Taking Power and Making Power

In her book Conquest: Sexual Violence and American Indian Genocide (South End Press, 2005), Andrea Smith writes about Sista II Sista's duel strategy of "taking power" and "making power":

There are local organizing models that rely on the dual strategy of what Sista II Sista describes as "taking power" and "making power." On one hand, it is necessary to engage in the oppositional politics to corporate and state power by taking power. Yet if we only engage in the politics of taking power, we will have a tendency to replicate the hierarchical structures in our movements. So it is also important to "make power" by creating those structures within our organizations, movements, and communities that model the world we are trying to create. Many groups in the U.S. often try to create separatist communities based on egalitarian ideals. If we "make power" without also trying to "take power," we ultimately support the political status quo by failing to dismantle structures of oppression that will undermine us.

Realize that the vegan ideal of non-exploitation requires both taking power and making power. In fact, the necessity to both make power and take power has always been an inherent part of the vegan movement. For instance, when vegan movement cofounders defined veganism and started to develop the organizing model for the original Vegan Society, they used a dual strategy based on working simultaneously to abolish existing exploitation while also working to establish an alternative order of society based on non-exploitation. This dual strategy of the working to abolish exploitation and establish non-exploitation fits easily with the Sista II Sista duel strategy of "taking power" and "making power."
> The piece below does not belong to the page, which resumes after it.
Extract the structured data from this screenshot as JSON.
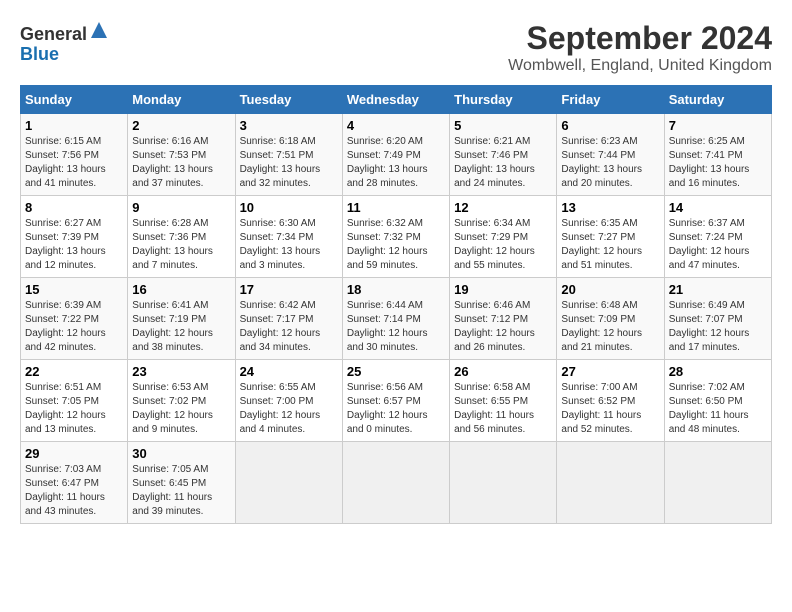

As Andrea Smith points out, it is necessary to both make power and take power. An example of attempting to make power without taking power is the uncritical promotion of so-called "vegan" products. These products are said to make being "vegan" more "convenient." That is, promoting these products could be thought of as a way to make power by making it easier for us to avoid exploiting other animals. However, without also taking power these new products fail to dismantle the structure of oppression. When so-called "vegan" options are offered by corporations like McDonald's, KFC, Burger King, Deans Foods, Kraft Foods, ConAgra Foods, etc., this strategy of making power is complicit and often collaborative with the existing order of corporate power. So what is framed as making power ultimately undermines our movement by giving up power to corporations, which happen to be deeply invested in continuing the structure of nonhuman animals' oppression.